● Activity
Below are records; report how many of their lines contain the word "attribute", giving only the number.

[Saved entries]
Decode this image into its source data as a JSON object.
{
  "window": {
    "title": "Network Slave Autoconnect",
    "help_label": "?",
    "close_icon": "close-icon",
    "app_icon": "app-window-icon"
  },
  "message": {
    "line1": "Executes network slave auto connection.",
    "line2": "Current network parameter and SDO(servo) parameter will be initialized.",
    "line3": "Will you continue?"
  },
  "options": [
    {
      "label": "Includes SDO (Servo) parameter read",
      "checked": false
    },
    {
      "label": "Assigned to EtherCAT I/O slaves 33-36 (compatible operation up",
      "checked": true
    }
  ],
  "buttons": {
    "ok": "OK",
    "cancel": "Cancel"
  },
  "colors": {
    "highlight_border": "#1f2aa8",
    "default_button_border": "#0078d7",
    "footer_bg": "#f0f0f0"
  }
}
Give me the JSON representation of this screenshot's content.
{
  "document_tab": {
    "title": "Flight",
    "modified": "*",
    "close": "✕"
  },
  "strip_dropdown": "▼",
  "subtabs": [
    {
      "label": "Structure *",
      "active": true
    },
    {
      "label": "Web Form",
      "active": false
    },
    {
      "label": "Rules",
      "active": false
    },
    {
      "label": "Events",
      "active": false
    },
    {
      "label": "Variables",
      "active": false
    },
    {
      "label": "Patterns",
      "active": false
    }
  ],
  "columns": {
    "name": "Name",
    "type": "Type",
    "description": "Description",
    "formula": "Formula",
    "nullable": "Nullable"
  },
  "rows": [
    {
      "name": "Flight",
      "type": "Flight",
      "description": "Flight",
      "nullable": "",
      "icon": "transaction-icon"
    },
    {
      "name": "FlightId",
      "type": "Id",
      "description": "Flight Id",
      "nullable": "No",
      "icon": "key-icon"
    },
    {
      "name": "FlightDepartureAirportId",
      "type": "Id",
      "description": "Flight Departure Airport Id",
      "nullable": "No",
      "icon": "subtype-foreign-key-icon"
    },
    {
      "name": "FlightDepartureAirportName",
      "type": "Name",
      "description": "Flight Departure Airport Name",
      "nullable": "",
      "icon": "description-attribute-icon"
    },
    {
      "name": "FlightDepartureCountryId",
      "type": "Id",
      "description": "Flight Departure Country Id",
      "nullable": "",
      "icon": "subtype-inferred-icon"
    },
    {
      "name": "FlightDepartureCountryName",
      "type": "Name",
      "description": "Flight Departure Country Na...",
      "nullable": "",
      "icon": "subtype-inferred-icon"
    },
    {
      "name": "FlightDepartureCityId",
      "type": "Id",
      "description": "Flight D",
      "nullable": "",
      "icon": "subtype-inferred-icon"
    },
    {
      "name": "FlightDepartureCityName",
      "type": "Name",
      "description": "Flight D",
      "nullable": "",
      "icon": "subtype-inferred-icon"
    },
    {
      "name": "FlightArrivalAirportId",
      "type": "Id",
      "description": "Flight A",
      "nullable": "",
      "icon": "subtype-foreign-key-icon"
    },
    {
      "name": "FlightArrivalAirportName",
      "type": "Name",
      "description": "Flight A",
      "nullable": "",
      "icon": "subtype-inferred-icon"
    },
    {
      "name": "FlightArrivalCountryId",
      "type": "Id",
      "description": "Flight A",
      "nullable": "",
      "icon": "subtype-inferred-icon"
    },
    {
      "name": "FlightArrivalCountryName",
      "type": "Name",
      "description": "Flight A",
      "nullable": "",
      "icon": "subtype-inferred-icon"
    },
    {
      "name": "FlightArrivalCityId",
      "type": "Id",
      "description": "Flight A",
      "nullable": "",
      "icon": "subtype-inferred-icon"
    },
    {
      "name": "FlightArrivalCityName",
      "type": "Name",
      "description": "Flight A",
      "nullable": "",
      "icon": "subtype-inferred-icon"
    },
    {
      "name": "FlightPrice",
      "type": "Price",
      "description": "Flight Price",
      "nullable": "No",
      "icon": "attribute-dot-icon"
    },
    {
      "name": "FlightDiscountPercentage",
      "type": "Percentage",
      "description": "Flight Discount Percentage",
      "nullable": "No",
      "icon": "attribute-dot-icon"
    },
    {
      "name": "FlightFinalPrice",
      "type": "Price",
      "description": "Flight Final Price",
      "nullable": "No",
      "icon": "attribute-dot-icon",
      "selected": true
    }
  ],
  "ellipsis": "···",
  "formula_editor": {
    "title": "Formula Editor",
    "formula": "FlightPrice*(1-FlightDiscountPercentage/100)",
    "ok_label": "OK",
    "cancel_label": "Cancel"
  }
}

● Exercise result
4